Top of Records for the exercise
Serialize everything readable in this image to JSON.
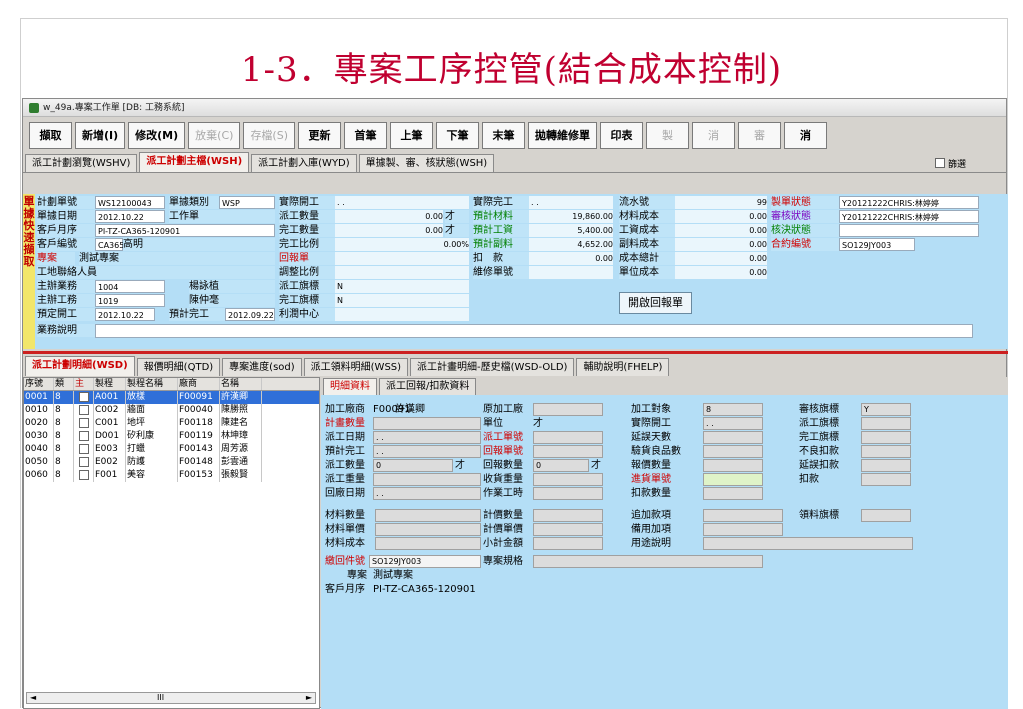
{
  "slide": {
    "title": "1-3．專案工序控管(結合成本控制)"
  },
  "window": {
    "title": "w_49a.專案工作單 [DB: 工務系統]"
  },
  "toolbar": [
    {
      "label": "擷取",
      "enabled": true
    },
    {
      "label": "新增(I)",
      "enabled": true
    },
    {
      "label": "修改(M)",
      "enabled": true
    },
    {
      "label": "放棄(C)",
      "enabled": false
    },
    {
      "label": "存檔(S)",
      "enabled": false
    },
    {
      "label": "更新",
      "enabled": true
    },
    {
      "label": "首筆",
      "enabled": true
    },
    {
      "label": "上筆",
      "enabled": true
    },
    {
      "label": "下筆",
      "enabled": true
    },
    {
      "label": "末筆",
      "enabled": true
    },
    {
      "label": "拋轉維修單",
      "enabled": true
    },
    {
      "label": "印表",
      "enabled": true
    },
    {
      "label": "製",
      "enabled": false
    },
    {
      "label": "消",
      "enabled": false
    },
    {
      "label": "審",
      "enabled": false
    },
    {
      "label": "消",
      "enabled": true
    }
  ],
  "top_tabs": [
    "派工計劃瀏覽(WSHV)",
    "派工計劃主檔(WSH)",
    "派工計劃入庫(WYD)",
    "單據製、審、核狀態(WSH)"
  ],
  "filter_label": "篩選",
  "sidebar_strip": "單據快速擷取",
  "header": {
    "plan_no_label": "計劃單號",
    "plan_no": "WS12100043",
    "doc_type_label": "單據類別",
    "doc_type": "WSP",
    "doc_date_label": "單據日期",
    "doc_date": "2012.10.22",
    "doc_type_name": "工作單",
    "cust_order_label": "客戶月序",
    "cust_order": "PI-TZ-CA365-120901",
    "cust_code_label": "客戶編號",
    "cust_code": "CA365",
    "cust_name": "高明",
    "project_label": "專案",
    "project": "測試專案",
    "site_contact_label": "工地聯絡人員",
    "sales_label": "主辦業務",
    "sales_code": "1004",
    "sales_name": "楊詠植",
    "engineer_label": "主辦工務",
    "engineer_code": "1019",
    "engineer_name": "陳仲毫",
    "planned_start_label": "預定開工",
    "planned_start": "2012.10.22",
    "planned_finish_label": "預計完工",
    "planned_finish": "2012.09.22",
    "notes_label": "業務說明",
    "actual_start_label": "實際開工",
    "actual_start": ". .",
    "dispatch_qty_label": "派工數量",
    "dispatch_qty": "0.00",
    "dispatch_unit": "才",
    "complete_qty_label": "完工數量",
    "complete_qty": "0.00",
    "complete_unit": "才",
    "complete_ratio_label": "完工比例",
    "complete_ratio": "0.00%",
    "return_doc_label": "回報單",
    "adjust_ratio_label": "調整比例",
    "dispatch_flag_label": "派工旗標",
    "dispatch_flag": "N",
    "complete_flag_label": "完工旗標",
    "complete_flag": "N",
    "profit_center_label": "利潤中心",
    "actual_finish_label": "實際完工",
    "actual_finish": ". .",
    "est_material_label": "預計材料",
    "est_material": "19,860.00",
    "est_labor_label": "預計工資",
    "est_labor": "5,400.00",
    "est_sub_label": "預計副料",
    "est_sub": "4,652.00",
    "deduct_label": "扣　款",
    "deduct": "0.00",
    "repair_no_label": "維修單號",
    "serial_label": "流水號",
    "serial": "99",
    "material_cost_label": "材料成本",
    "material_cost": "0.00",
    "labor_cost_label": "工資成本",
    "labor_cost": "0.00",
    "sub_cost_label": "副料成本",
    "sub_cost": "0.00",
    "total_cost_label": "成本總計",
    "total_cost": "0.00",
    "unit_cost_label": "單位成本",
    "unit_cost": "0.00",
    "open_report_button": "開啟回報單",
    "doc_status_label": "製單狀態",
    "doc_status": "Y20121222CHRIS:林婷婷",
    "review_status_label": "審核狀態",
    "review_status": "Y20121222CHRIS:林婷婷",
    "approve_status_label": "核決狀態",
    "contract_no_label": "合約編號",
    "contract_no": "SO129JY003"
  },
  "bottom_tabs": [
    "派工計劃明細(WSD)",
    "報價明細(QTD)",
    "專案進度(sod)",
    "派工領料明細(WSS)",
    "派工計畫明細-歷史檔(WSD-OLD)",
    "輔助說明(FHELP)"
  ],
  "grid": {
    "columns": [
      "序號",
      "類",
      "主",
      "製程",
      "製程名稱",
      "廠商",
      "名稱"
    ],
    "rows": [
      [
        "0001",
        "8",
        "",
        "A001",
        "放樣",
        "F00091",
        "許漢卿"
      ],
      [
        "0010",
        "8",
        "",
        "C002",
        "牆面",
        "F00040",
        "陳勝照"
      ],
      [
        "0020",
        "8",
        "",
        "C001",
        "地坪",
        "F00118",
        "陳建名"
      ],
      [
        "0030",
        "8",
        "",
        "D001",
        "矽利康",
        "F00119",
        "林坤璋"
      ],
      [
        "0040",
        "8",
        "",
        "E003",
        "打蠟",
        "F00143",
        "周芳源"
      ],
      [
        "0050",
        "8",
        "",
        "E002",
        "防護",
        "F00148",
        "彭雲通"
      ],
      [
        "0060",
        "8",
        "",
        "F001",
        "美容",
        "F00153",
        "張毅賢"
      ]
    ],
    "scroll_mark": "III"
  },
  "detail_tabs": [
    "明細資料",
    "派工回報/扣款資料"
  ],
  "detail": {
    "vendor_label": "加工廠商",
    "vendor_code": "F00091",
    "vendor_name": "許漢卿",
    "orig_vendor_label": "原加工廠",
    "target_label": "加工對象",
    "target": "8",
    "review_flag_label": "審核旗標",
    "review_flag": "Y",
    "plan_qty_label": "計畫數量",
    "unit_label": "單位",
    "unit": "才",
    "actual_start_label": "實際開工",
    "actual_start": ". .",
    "dispatch_flag_label": "派工旗標",
    "dispatch_date_label": "派工日期",
    "dispatch_date": ". .",
    "work_order_label": "派工單號",
    "delay_days_label": "延誤天數",
    "complete_flag_label": "完工旗標",
    "est_finish_label": "預計完工",
    "est_finish": ". .",
    "report_no_label": "回報單號",
    "accept_qty_label": "驗貨良品數",
    "defect_deduct_label": "不良扣款",
    "dispatch_qty_label": "派工數量",
    "dispatch_qty": "0",
    "dispatch_unit": "才",
    "report_qty_label": "回報數量",
    "report_qty": "0",
    "report_unit": "才",
    "defect_qty_label": "報價數量",
    "delay_deduct_label": "延誤扣款",
    "dispatch_weight_label": "派工重量",
    "receive_weight_label": "收貨重量",
    "incoming_no_label": "進貨單號",
    "deduct_label": "扣款",
    "return_date_label": "回廠日期",
    "return_date": ". .",
    "work_hours_label": "作業工時",
    "deduct_qty_label": "扣款數量",
    "material_qty_label": "材料數量",
    "price_qty_label": "計價數量",
    "extra_label": "追加款項",
    "material_flag_label": "領料旗標",
    "material_price_label": "材料單價",
    "price_unit_label": "計價單價",
    "reserve_label": "備用加項",
    "material_cost_label": "材料成本",
    "subtotal_label": "小計金額",
    "usage_label": "用途說明",
    "return_doc_label": "繳回件號",
    "return_doc": "SO129JY003",
    "project_spec_label": "專案規格",
    "project_label": "專案",
    "project": "測試專案",
    "cust_order_label": "客戶月序",
    "cust_order": "PI-TZ-CA365-120901"
  }
}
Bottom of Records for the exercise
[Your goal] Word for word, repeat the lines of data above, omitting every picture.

[Task response]
Serialize everything readable in this image to JSON.
{
  "slide": {
    "title": "1-3．專案工序控管(結合成本控制)"
  },
  "window": {
    "title": "w_49a.專案工作單 [DB: 工務系統]"
  },
  "toolbar": [
    {
      "label": "擷取",
      "enabled": true
    },
    {
      "label": "新增(I)",
      "enabled": true
    },
    {
      "label": "修改(M)",
      "enabled": true
    },
    {
      "label": "放棄(C)",
      "enabled": false
    },
    {
      "label": "存檔(S)",
      "enabled": false
    },
    {
      "label": "更新",
      "enabled": true
    },
    {
      "label": "首筆",
      "enabled": true
    },
    {
      "label": "上筆",
      "enabled": true
    },
    {
      "label": "下筆",
      "enabled": true
    },
    {
      "label": "末筆",
      "enabled": true
    },
    {
      "label": "拋轉維修單",
      "enabled": true
    },
    {
      "label": "印表",
      "enabled": true
    },
    {
      "label": "製",
      "enabled": false
    },
    {
      "label": "消",
      "enabled": false
    },
    {
      "label": "審",
      "enabled": false
    },
    {
      "label": "消",
      "enabled": true
    }
  ],
  "top_tabs": [
    "派工計劃瀏覽(WSHV)",
    "派工計劃主檔(WSH)",
    "派工計劃入庫(WYD)",
    "單據製、審、核狀態(WSH)"
  ],
  "filter_label": "篩選",
  "sidebar_strip": "單據快速擷取",
  "header": {
    "plan_no_label": "計劃單號",
    "plan_no": "WS12100043",
    "doc_type_label": "單據類別",
    "doc_type": "WSP",
    "doc_date_label": "單據日期",
    "doc_date": "2012.10.22",
    "doc_type_name": "工作單",
    "cust_order_label": "客戶月序",
    "cust_order": "PI-TZ-CA365-120901",
    "cust_code_label": "客戶編號",
    "cust_code": "CA365",
    "cust_name": "高明",
    "project_label": "專案",
    "project": "測試專案",
    "site_contact_label": "工地聯絡人員",
    "sales_label": "主辦業務",
    "sales_code": "1004",
    "sales_name": "楊詠植",
    "engineer_label": "主辦工務",
    "engineer_code": "1019",
    "engineer_name": "陳仲毫",
    "planned_start_label": "預定開工",
    "planned_start": "2012.10.22",
    "planned_finish_label": "預計完工",
    "planned_finish": "2012.09.22",
    "notes_label": "業務說明",
    "actual_start_label": "實際開工",
    "actual_start": ". .",
    "dispatch_qty_label": "派工數量",
    "dispatch_qty": "0.00",
    "dispatch_unit": "才",
    "complete_qty_label": "完工數量",
    "complete_qty": "0.00",
    "complete_unit": "才",
    "complete_ratio_label": "完工比例",
    "complete_ratio": "0.00%",
    "return_doc_label": "回報單",
    "adjust_ratio_label": "調整比例",
    "dispatch_flag_label": "派工旗標",
    "dispatch_flag": "N",
    "complete_flag_label": "完工旗標",
    "complete_flag": "N",
    "profit_center_label": "利潤中心",
    "actual_finish_label": "實際完工",
    "actual_finish": ". .",
    "est_material_label": "預計材料",
    "est_material": "19,860.00",
    "est_labor_label": "預計工資",
    "est_labor": "5,400.00",
    "est_sub_label": "預計副料",
    "est_sub": "4,652.00",
    "deduct_label": "扣　款",
    "deduct": "0.00",
    "repair_no_label": "維修單號",
    "serial_label": "流水號",
    "serial": "99",
    "material_cost_label": "材料成本",
    "material_cost": "0.00",
    "labor_cost_label": "工資成本",
    "labor_cost": "0.00",
    "sub_cost_label": "副料成本",
    "sub_cost": "0.00",
    "total_cost_label": "成本總計",
    "total_cost": "0.00",
    "unit_cost_label": "單位成本",
    "unit_cost": "0.00",
    "open_report_button": "開啟回報單",
    "doc_status_label": "製單狀態",
    "doc_status": "Y20121222CHRIS:林婷婷",
    "review_status_label": "審核狀態",
    "review_status": "Y20121222CHRIS:林婷婷",
    "approve_status_label": "核決狀態",
    "contract_no_label": "合約編號",
    "contract_no": "SO129JY003"
  },
  "bottom_tabs": [
    "派工計劃明細(WSD)",
    "報價明細(QTD)",
    "專案進度(sod)",
    "派工領料明細(WSS)",
    "派工計畫明細-歷史檔(WSD-OLD)",
    "輔助說明(FHELP)"
  ],
  "grid": {
    "columns": [
      "序號",
      "類",
      "主",
      "製程",
      "製程名稱",
      "廠商",
      "名稱"
    ],
    "rows": [
      [
        "0001",
        "8",
        "",
        "A001",
        "放樣",
        "F00091",
        "許漢卿"
      ],
      [
        "0010",
        "8",
        "",
        "C002",
        "牆面",
        "F00040",
        "陳勝照"
      ],
      [
        "0020",
        "8",
        "",
        "C001",
        "地坪",
        "F00118",
        "陳建名"
      ],
      [
        "0030",
        "8",
        "",
        "D001",
        "矽利康",
        "F00119",
        "林坤璋"
      ],
      [
        "0040",
        "8",
        "",
        "E003",
        "打蠟",
        "F00143",
        "周芳源"
      ],
      [
        "0050",
        "8",
        "",
        "E002",
        "防護",
        "F00148",
        "彭雲通"
      ],
      [
        "0060",
        "8",
        "",
        "F001",
        "美容",
        "F00153",
        "張毅賢"
      ]
    ],
    "scroll_mark": "III"
  },
  "detail_tabs": [
    "明細資料",
    "派工回報/扣款資料"
  ],
  "detail": {
    "vendor_label": "加工廠商",
    "vendor_code": "F00091",
    "vendor_name": "許漢卿",
    "orig_vendor_label": "原加工廠",
    "target_label": "加工對象",
    "target": "8",
    "review_flag_label": "審核旗標",
    "review_flag": "Y",
    "plan_qty_label": "計畫數量",
    "unit_label": "單位",
    "unit": "才",
    "actual_start_label": "實際開工",
    "actual_start": ". .",
    "dispatch_flag_label": "派工旗標",
    "dispatch_date_label": "派工日期",
    "dispatch_date": ". .",
    "work_order_label": "派工單號",
    "delay_days_label": "延誤天數",
    "complete_flag_label": "完工旗標",
    "est_finish_label": "預計完工",
    "est_finish": ". .",
    "report_no_label": "回報單號",
    "accept_qty_label": "驗貨良品數",
    "defect_deduct_label": "不良扣款",
    "dispatch_qty_label": "派工數量",
    "dispatch_qty": "0",
    "dispatch_unit": "才",
    "report_qty_label": "回報數量",
    "report_qty": "0",
    "report_unit": "才",
    "defect_qty_label": "報價數量",
    "delay_deduct_label": "延誤扣款",
    "dispatch_weight_label": "派工重量",
    "receive_weight_label": "收貨重量",
    "incoming_no_label": "進貨單號",
    "deduct_label": "扣款",
    "return_date_label": "回廠日期",
    "return_date": ". .",
    "work_hours_label": "作業工時",
    "deduct_qty_label": "扣款數量",
    "material_qty_label": "材料數量",
    "price_qty_label": "計價數量",
    "extra_label": "追加款項",
    "material_flag_label": "領料旗標",
    "material_price_label": "材料單價",
    "price_unit_label": "計價單價",
    "reserve_label": "備用加項",
    "material_cost_label": "材料成本",
    "subtotal_label": "小計金額",
    "usage_label": "用途說明",
    "return_doc_label": "繳回件號",
    "return_doc": "SO129JY003",
    "project_spec_label": "專案規格",
    "project_label": "專案",
    "project": "測試專案",
    "cust_order_label": "客戶月序",
    "cust_order": "PI-TZ-CA365-120901"
  }
}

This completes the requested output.